Component data from apps and pages
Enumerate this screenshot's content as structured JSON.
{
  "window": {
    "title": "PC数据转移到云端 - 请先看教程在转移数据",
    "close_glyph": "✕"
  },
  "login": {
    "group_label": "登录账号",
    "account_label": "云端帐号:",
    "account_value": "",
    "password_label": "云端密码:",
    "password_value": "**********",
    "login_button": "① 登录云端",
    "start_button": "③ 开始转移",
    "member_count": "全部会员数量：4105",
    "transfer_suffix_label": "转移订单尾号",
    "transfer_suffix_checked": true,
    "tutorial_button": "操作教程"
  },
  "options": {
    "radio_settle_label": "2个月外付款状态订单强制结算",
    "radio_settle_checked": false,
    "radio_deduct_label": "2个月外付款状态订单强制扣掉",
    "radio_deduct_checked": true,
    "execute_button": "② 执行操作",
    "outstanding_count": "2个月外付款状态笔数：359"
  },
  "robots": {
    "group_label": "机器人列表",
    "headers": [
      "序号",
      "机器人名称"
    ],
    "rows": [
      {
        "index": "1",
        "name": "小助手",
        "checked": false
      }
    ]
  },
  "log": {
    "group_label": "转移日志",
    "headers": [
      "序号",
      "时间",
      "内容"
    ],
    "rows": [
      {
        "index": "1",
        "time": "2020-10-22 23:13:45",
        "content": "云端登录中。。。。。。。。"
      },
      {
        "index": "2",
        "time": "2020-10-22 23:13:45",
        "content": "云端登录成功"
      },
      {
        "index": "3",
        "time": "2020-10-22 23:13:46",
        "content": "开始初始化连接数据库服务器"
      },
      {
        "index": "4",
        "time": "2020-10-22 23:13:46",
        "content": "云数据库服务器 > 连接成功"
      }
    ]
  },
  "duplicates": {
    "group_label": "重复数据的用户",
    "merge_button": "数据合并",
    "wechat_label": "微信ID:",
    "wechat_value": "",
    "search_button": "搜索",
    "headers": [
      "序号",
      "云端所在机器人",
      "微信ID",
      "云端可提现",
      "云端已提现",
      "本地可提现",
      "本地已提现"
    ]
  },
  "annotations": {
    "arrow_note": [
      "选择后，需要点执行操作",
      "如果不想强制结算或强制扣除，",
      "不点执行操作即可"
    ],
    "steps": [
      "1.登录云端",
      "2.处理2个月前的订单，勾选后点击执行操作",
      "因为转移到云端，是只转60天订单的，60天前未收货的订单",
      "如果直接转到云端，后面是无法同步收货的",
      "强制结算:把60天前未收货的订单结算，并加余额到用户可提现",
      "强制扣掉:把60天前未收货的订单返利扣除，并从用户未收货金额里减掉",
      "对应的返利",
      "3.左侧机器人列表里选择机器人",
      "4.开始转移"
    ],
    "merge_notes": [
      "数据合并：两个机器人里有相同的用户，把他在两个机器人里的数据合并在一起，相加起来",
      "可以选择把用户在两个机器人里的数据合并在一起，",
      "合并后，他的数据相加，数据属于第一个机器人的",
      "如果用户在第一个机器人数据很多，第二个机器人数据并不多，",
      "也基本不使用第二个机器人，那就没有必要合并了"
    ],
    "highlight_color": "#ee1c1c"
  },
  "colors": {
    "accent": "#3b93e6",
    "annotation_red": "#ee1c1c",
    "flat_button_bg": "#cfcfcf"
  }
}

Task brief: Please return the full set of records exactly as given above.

Reply to the exercise:
Enumerate this screenshot's content as structured JSON.
{
  "window": {
    "title": "PC数据转移到云端 - 请先看教程在转移数据",
    "close_glyph": "✕"
  },
  "login": {
    "group_label": "登录账号",
    "account_label": "云端帐号:",
    "account_value": "",
    "password_label": "云端密码:",
    "password_value": "**********",
    "login_button": "① 登录云端",
    "start_button": "③ 开始转移",
    "member_count": "全部会员数量：4105",
    "transfer_suffix_label": "转移订单尾号",
    "transfer_suffix_checked": true,
    "tutorial_button": "操作教程"
  },
  "options": {
    "radio_settle_label": "2个月外付款状态订单强制结算",
    "radio_settle_checked": false,
    "radio_deduct_label": "2个月外付款状态订单强制扣掉",
    "radio_deduct_checked": true,
    "execute_button": "② 执行操作",
    "outstanding_count": "2个月外付款状态笔数：359"
  },
  "robots": {
    "group_label": "机器人列表",
    "headers": [
      "序号",
      "机器人名称"
    ],
    "rows": [
      {
        "index": "1",
        "name": "小助手",
        "checked": false
      }
    ]
  },
  "log": {
    "group_label": "转移日志",
    "headers": [
      "序号",
      "时间",
      "内容"
    ],
    "rows": [
      {
        "index": "1",
        "time": "2020-10-22 23:13:45",
        "content": "云端登录中。。。。。。。。"
      },
      {
        "index": "2",
        "time": "2020-10-22 23:13:45",
        "content": "云端登录成功"
      },
      {
        "index": "3",
        "time": "2020-10-22 23:13:46",
        "content": "开始初始化连接数据库服务器"
      },
      {
        "index": "4",
        "time": "2020-10-22 23:13:46",
        "content": "云数据库服务器 > 连接成功"
      }
    ]
  },
  "duplicates": {
    "group_label": "重复数据的用户",
    "merge_button": "数据合并",
    "wechat_label": "微信ID:",
    "wechat_value": "",
    "search_button": "搜索",
    "headers": [
      "序号",
      "云端所在机器人",
      "微信ID",
      "云端可提现",
      "云端已提现",
      "本地可提现",
      "本地已提现"
    ]
  },
  "annotations": {
    "arrow_note": [
      "选择后，需要点执行操作",
      "如果不想强制结算或强制扣除，",
      "不点执行操作即可"
    ],
    "steps": [
      "1.登录云端",
      "2.处理2个月前的订单，勾选后点击执行操作",
      "因为转移到云端，是只转60天订单的，60天前未收货的订单",
      "如果直接转到云端，后面是无法同步收货的",
      "强制结算:把60天前未收货的订单结算，并加余额到用户可提现",
      "强制扣掉:把60天前未收货的订单返利扣除，并从用户未收货金额里减掉",
      "对应的返利",
      "3.左侧机器人列表里选择机器人",
      "4.开始转移"
    ],
    "merge_notes": [
      "数据合并：两个机器人里有相同的用户，把他在两个机器人里的数据合并在一起，相加起来",
      "可以选择把用户在两个机器人里的数据合并在一起，",
      "合并后，他的数据相加，数据属于第一个机器人的",
      "如果用户在第一个机器人数据很多，第二个机器人数据并不多，",
      "也基本不使用第二个机器人，那就没有必要合并了"
    ],
    "highlight_color": "#ee1c1c"
  },
  "colors": {
    "accent": "#3b93e6",
    "annotation_red": "#ee1c1c",
    "flat_button_bg": "#cfcfcf"
  }
}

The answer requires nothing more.